Anyway, this is why we in The Biz have such a difficult time accepting The Literature™ as valid for any interpretation at all. No good coach or lifter in the world does a majority of their strength or hypertrophy training on machines. Furthermore, no bodybuilder in the history of man has based the majority of his training on high-rep, low-intensity loading, and especially not on machines. My Readers can research this on their own time, but Ronnie Coleman squatted 800 for 2 reps while competing for his Olympias, Arnold was winning European powerlifting competitions in his teens, and Dorian Yates was hitting 405 lb for volume on the incline bench press before he ever competed in bodybuilding. Machines hardly existed in Arnold’s time and Coleman didn’t get to an 800+ squat with knee extensions. These impressive levels of strength are what laid the groundwork for their ability to perform hundreds of reps per training session later in their bodybuilding careers. One has to earn his volume.

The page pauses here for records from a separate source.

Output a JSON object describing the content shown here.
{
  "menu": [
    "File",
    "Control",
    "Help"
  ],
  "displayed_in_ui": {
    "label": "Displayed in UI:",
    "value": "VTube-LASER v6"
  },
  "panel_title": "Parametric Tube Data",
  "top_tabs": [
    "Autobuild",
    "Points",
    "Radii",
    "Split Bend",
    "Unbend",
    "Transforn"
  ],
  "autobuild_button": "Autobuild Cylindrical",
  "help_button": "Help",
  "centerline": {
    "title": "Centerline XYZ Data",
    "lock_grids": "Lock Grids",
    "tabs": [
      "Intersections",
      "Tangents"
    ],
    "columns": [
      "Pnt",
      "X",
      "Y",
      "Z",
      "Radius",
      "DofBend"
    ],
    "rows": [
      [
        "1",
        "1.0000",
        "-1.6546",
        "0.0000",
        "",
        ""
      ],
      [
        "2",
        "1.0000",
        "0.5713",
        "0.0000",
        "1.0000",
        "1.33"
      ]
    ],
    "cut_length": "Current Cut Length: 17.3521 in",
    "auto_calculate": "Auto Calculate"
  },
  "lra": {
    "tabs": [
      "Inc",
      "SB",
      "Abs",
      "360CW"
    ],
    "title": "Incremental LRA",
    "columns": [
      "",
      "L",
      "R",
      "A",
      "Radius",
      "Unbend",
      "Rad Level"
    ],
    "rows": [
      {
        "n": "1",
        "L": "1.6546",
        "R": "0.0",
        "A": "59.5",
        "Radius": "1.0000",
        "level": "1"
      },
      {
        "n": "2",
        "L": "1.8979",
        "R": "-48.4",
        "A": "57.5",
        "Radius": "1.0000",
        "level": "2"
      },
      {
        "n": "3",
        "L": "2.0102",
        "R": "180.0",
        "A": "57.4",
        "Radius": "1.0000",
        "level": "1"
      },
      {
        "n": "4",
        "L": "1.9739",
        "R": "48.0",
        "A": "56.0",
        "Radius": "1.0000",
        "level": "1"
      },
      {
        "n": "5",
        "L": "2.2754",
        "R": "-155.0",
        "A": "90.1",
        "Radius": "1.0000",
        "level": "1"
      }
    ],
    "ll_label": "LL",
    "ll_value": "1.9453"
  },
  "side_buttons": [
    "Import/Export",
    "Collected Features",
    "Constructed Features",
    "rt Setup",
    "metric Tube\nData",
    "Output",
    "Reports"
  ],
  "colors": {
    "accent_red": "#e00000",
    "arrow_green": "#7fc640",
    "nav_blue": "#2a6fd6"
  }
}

It is obvious that the vast majority of Lab Coats are not lifters, because they would not feel comfortable using a training prescription that so demonstrably neglects barbells and dumbbells. Hypertrophy and strength are grounded in difficult barbell work. They are not achieved through a padded seat with CNN playing on a TV overhead. It is tough to take a lot from a study that believes a machine biceps curl with ~35 lb could achieve similar results for the biceps as chin-ups or heavy barbell rows. This mode of thinking is symptomatic of a grim pathology. Men and women who have not lifted heavy weights for any extended period of time, if ever, are telling the lay public how to get strong and make muscles grow. It would be fine with me if The Reader thought of this behavior as fraudulent. Not only have most of them not done any serious strength training themselves, but they have not coached anybody through these processes either. What do they know about training?
These criticisms should foster a deep skepticism in The Reader. We need to mind our step when combing The Literature™ because we do not want to encourage these barely sentient Lab Coats to continue offering isolation exercises in place of compound barbell movements, and there is often little practical advice we can take into the weight room from these lame studies. So, how do we read these experiments? Very carefully. I will try to mine what I can from all that follows, but be cognizant of the issues inherent in the data that come from such poor methodologies. To be fair, there are a couple of excellent studies that follow. They utilize barbell exercises and adhere quite closely to what would constitute real strength training. Still, it would behoove The Reader to carry a healthy skepticism through this article (and life).
By the end of this post, The Reader will be hit with a summary and some pragmatic guidelines. Spoiler alert: The Reader needs to lift a lot, lift often, and lift heavy. If The Reader is so inclined, he can come along with me as I venture into the voluminous depths of The Literature™.
The rest of this article is available on Starting Strength’s website.